WORK TO COMPLETE:
Each record beneath this line is to be copied exactly.

++++ DATA SHOWN ++++

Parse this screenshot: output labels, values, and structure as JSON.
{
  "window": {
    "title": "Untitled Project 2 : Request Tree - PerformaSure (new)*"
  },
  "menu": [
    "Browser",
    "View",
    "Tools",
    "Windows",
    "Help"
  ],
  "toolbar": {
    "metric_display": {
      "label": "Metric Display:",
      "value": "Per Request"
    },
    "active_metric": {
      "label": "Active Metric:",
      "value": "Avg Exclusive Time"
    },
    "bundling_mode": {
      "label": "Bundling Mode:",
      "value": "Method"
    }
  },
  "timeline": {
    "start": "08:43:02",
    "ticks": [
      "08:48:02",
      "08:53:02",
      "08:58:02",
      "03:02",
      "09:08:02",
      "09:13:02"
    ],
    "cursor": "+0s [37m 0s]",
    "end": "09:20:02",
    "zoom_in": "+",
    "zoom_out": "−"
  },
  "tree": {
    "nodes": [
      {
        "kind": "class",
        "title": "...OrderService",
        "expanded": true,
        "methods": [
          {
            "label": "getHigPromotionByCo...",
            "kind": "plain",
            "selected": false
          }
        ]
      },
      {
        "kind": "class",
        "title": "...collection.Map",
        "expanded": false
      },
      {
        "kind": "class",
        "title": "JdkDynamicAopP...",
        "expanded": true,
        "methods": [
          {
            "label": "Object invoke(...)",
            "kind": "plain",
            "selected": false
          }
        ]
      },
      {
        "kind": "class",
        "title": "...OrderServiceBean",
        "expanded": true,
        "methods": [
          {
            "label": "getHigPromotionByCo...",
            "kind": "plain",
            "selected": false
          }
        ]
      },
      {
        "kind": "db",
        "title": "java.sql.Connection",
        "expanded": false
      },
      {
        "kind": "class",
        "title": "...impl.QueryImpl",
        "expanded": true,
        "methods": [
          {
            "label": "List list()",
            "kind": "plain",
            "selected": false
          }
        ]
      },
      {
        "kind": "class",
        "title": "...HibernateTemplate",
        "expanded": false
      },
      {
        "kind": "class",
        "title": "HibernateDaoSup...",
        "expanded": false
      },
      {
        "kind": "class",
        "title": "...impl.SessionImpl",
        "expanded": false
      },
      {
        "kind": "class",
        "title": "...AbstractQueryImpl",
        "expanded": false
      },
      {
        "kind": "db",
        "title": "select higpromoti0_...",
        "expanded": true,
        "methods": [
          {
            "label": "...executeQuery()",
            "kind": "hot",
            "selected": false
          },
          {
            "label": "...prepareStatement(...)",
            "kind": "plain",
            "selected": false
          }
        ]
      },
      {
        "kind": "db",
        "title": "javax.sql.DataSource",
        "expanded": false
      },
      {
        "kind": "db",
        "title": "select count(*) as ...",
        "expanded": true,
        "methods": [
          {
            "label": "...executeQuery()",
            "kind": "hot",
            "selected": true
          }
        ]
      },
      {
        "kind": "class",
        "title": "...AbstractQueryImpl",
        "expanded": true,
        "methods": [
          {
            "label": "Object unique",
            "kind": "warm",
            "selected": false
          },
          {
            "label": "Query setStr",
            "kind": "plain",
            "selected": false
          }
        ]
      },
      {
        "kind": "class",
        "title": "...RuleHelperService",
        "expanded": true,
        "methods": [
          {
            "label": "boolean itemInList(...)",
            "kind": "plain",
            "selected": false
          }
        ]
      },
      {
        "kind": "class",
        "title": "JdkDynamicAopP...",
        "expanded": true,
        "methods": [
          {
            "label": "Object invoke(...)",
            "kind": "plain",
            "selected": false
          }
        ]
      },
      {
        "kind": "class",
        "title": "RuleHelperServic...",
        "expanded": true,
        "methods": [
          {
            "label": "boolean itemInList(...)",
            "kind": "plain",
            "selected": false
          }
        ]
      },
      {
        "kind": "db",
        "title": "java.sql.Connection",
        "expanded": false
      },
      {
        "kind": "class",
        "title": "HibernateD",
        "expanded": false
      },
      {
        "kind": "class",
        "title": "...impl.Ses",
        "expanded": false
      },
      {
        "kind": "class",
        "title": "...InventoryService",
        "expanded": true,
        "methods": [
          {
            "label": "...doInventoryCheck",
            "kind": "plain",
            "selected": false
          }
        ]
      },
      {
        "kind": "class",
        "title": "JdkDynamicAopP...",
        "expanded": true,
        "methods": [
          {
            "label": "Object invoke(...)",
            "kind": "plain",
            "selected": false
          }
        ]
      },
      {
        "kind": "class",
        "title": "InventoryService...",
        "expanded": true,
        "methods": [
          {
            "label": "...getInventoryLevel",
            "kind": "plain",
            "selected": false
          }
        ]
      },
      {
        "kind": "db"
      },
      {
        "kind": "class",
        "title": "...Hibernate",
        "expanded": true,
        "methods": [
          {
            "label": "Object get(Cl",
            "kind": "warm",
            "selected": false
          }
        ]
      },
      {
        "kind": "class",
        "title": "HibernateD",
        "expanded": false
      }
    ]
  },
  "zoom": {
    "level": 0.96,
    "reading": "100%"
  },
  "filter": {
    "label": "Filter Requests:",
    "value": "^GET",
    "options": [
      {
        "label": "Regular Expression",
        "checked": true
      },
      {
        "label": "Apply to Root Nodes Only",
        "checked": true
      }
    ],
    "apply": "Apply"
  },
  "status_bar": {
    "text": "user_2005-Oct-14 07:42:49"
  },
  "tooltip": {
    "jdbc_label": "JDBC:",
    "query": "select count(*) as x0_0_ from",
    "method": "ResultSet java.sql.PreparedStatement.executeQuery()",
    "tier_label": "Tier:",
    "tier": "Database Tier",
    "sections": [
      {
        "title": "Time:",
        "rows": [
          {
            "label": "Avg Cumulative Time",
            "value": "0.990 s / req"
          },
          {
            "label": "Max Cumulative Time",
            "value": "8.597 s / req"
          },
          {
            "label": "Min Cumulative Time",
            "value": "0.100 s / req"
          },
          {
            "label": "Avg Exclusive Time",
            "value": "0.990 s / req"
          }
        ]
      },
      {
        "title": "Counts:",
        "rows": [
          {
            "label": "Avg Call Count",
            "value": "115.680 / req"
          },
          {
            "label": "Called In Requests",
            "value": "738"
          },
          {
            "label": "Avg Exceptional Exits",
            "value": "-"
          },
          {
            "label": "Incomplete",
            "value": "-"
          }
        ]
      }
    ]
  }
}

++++

COMPLETED TASK:
Parse this screenshot: output labels, values, and structure as JSON.
{
  "window": {
    "title": "Untitled Project 2 : Request Tree - PerformaSure (new)*"
  },
  "menu": [
    "Browser",
    "View",
    "Tools",
    "Windows",
    "Help"
  ],
  "toolbar": {
    "metric_display": {
      "label": "Metric Display:",
      "value": "Per Request"
    },
    "active_metric": {
      "label": "Active Metric:",
      "value": "Avg Exclusive Time"
    },
    "bundling_mode": {
      "label": "Bundling Mode:",
      "value": "Method"
    }
  },
  "timeline": {
    "start": "08:43:02",
    "ticks": [
      "08:48:02",
      "08:53:02",
      "08:58:02",
      "03:02",
      "09:08:02",
      "09:13:02"
    ],
    "cursor": "+0s [37m 0s]",
    "end": "09:20:02",
    "zoom_in": "+",
    "zoom_out": "−"
  },
  "tree": {
    "nodes": [
      {
        "kind": "class",
        "title": "...OrderService",
        "expanded": true,
        "methods": [
          {
            "label": "getHigPromotionByCo...",
            "kind": "plain",
            "selected": false
          }
        ]
      },
      {
        "kind": "class",
        "title": "...collection.Map",
        "expanded": false
      },
      {
        "kind": "class",
        "title": "JdkDynamicAopP...",
        "expanded": true,
        "methods": [
          {
            "label": "Object invoke(...)",
            "kind": "plain",
            "selected": false
          }
        ]
      },
      {
        "kind": "class",
        "title": "...OrderServiceBean",
        "expanded": true,
        "methods": [
          {
            "label": "getHigPromotionByCo...",
            "kind": "plain",
            "selected": false
          }
        ]
      },
      {
        "kind": "db",
        "title": "java.sql.Connection",
        "expanded": false
      },
      {
        "kind": "class",
        "title": "...impl.QueryImpl",
        "expanded": true,
        "methods": [
          {
            "label": "List list()",
            "kind": "plain",
            "selected": false
          }
        ]
      },
      {
        "kind": "class",
        "title": "...HibernateTemplate",
        "expanded": false
      },
      {
        "kind": "class",
        "title": "HibernateDaoSup...",
        "expanded": false
      },
      {
        "kind": "class",
        "title": "...impl.SessionImpl",
        "expanded": false
      },
      {
        "kind": "class",
        "title": "...AbstractQueryImpl",
        "expanded": false
      },
      {
        "kind": "db",
        "title": "select higpromoti0_...",
        "expanded": true,
        "methods": [
          {
            "label": "...executeQuery()",
            "kind": "hot",
            "selected": false
          },
          {
            "label": "...prepareStatement(...)",
            "kind": "plain",
            "selected": false
          }
        ]
      },
      {
        "kind": "db",
        "title": "javax.sql.DataSource",
        "expanded": false
      },
      {
        "kind": "db",
        "title": "select count(*) as ...",
        "expanded": true,
        "methods": [
          {
            "label": "...executeQuery()",
            "kind": "hot",
            "selected": true
          }
        ]
      },
      {
        "kind": "class",
        "title": "...AbstractQueryImpl",
        "expanded": true,
        "methods": [
          {
            "label": "Object unique",
            "kind": "warm",
            "selected": false
          },
          {
            "label": "Query setStr",
            "kind": "plain",
            "selected": false
          }
        ]
      },
      {
        "kind": "class",
        "title": "...RuleHelperService",
        "expanded": true,
        "methods": [
          {
            "label": "boolean itemInList(...)",
            "kind": "plain",
            "selected": false
          }
        ]
      },
      {
        "kind": "class",
        "title": "JdkDynamicAopP...",
        "expanded": true,
        "methods": [
          {
            "label": "Object invoke(...)",
            "kind": "plain",
            "selected": false
          }
        ]
      },
      {
        "kind": "class",
        "title": "RuleHelperServic...",
        "expanded": true,
        "methods": [
          {
            "label": "boolean itemInList(...)",
            "kind": "plain",
            "selected": false
          }
        ]
      },
      {
        "kind": "db",
        "title": "java.sql.Connection",
        "expanded": false
      },
      {
        "kind": "class",
        "title": "HibernateD",
        "expanded": false
      },
      {
        "kind": "class",
        "title": "...impl.Ses",
        "expanded": false
      },
      {
        "kind": "class",
        "title": "...InventoryService",
        "expanded": true,
        "methods": [
          {
            "label": "...doInventoryCheck",
            "kind": "plain",
            "selected": false
          }
        ]
      },
      {
        "kind": "class",
        "title": "JdkDynamicAopP...",
        "expanded": true,
        "methods": [
          {
            "label": "Object invoke(...)",
            "kind": "plain",
            "selected": false
          }
        ]
      },
      {
        "kind": "class",
        "title": "InventoryService...",
        "expanded": true,
        "methods": [
          {
            "label": "...getInventoryLevel",
            "kind": "plain",
            "selected": false
          }
        ]
      },
      {
        "kind": "db"
      },
      {
        "kind": "class",
        "title": "...Hibernate",
        "expanded": true,
        "methods": [
          {
            "label": "Object get(Cl",
            "kind": "warm",
            "selected": false
          }
        ]
      },
      {
        "kind": "class",
        "title": "HibernateD",
        "expanded": false
      }
    ]
  },
  "zoom": {
    "level": 0.96,
    "reading": "100%"
  },
  "filter": {
    "label": "Filter Requests:",
    "value": "^GET",
    "options": [
      {
        "label": "Regular Expression",
        "checked": true
      },
      {
        "label": "Apply to Root Nodes Only",
        "checked": true
      }
    ],
    "apply": "Apply"
  },
  "status_bar": {
    "text": "user_2005-Oct-14 07:42:49"
  },
  "tooltip": {
    "jdbc_label": "JDBC:",
    "query": "select count(*) as x0_0_ from",
    "method": "ResultSet java.sql.PreparedStatement.executeQuery()",
    "tier_label": "Tier:",
    "tier": "Database Tier",
    "sections": [
      {
        "title": "Time:",
        "rows": [
          {
            "label": "Avg Cumulative Time",
            "value": "0.990 s / req"
          },
          {
            "label": "Max Cumulative Time",
            "value": "8.597 s / req"
          },
          {
            "label": "Min Cumulative Time",
            "value": "0.100 s / req"
          },
          {
            "label": "Avg Exclusive Time",
            "value": "0.990 s / req"
          }
        ]
      },
      {
        "title": "Counts:",
        "rows": [
          {
            "label": "Avg Call Count",
            "value": "115.680 / req"
          },
          {
            "label": "Called In Requests",
            "value": "738"
          },
          {
            "label": "Avg Exceptional Exits",
            "value": "-"
          },
          {
            "label": "Incomplete",
            "value": "-"
          }
        ]
      }
    ]
  }
}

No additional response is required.